In the Australian context, citizenship status has recently been central to debates over Parliamentary disqualification by reason of dual citizenship, expanded powers of citizenship deprivation directed at 'foreign fighters', and proposed changes to citizenship tests in the naturalization context. The legal status of citizenship combines what is often a strong emotive charge, stemming from its relation to ideas of membership, allegiance and belonging, with a highly technical legal role in multiple fields of law. The course is particularly interested in the status as one that has implications within diverse fields of law, both municipal (constitutional and administrative) and international (public and private). A study of the legal status is an excellent vehicle for study of interactions between these fields. In addition to the current controversies noted above, topics in the course include modes of acquisition and loss of citizenship, common law and constitutional understandings of allegiance and protection, the law on statelessness, diplomatic protection, passports, the 'securitization' of citizenship and issues surrounding access to citizenship for long-term residents. In relation to all of these topics we will consider the vexed relationship between citizenship as a formal status granted by states, and citizenship as a status enabling, and registering, belonging.
7 x 7hr seminars
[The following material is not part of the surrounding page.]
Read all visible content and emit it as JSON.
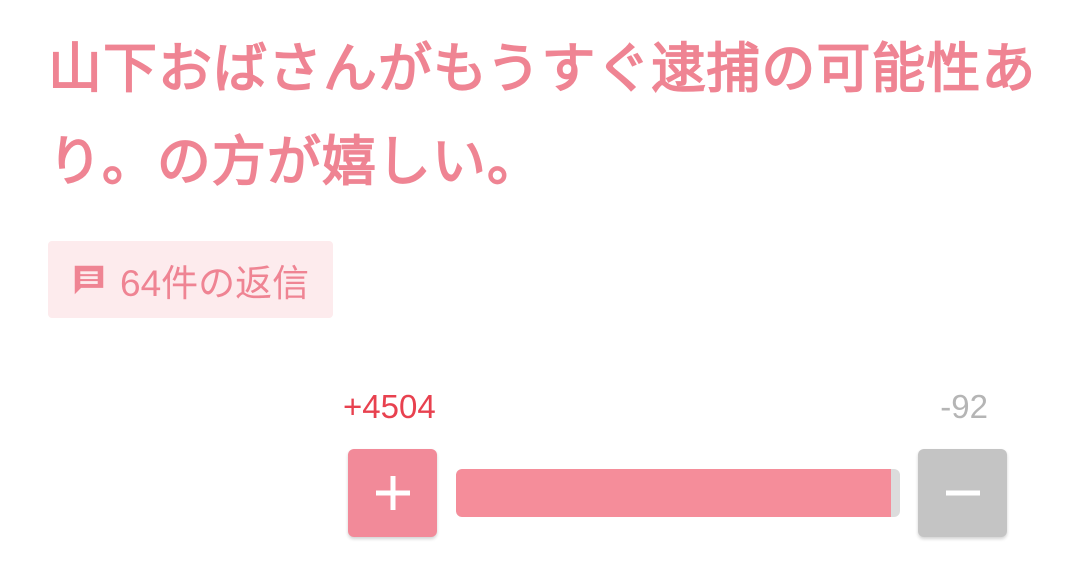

general class participation (10%), oral presentation (15%), research outline and presentation (pass/fail), 4000wd research essay (75%)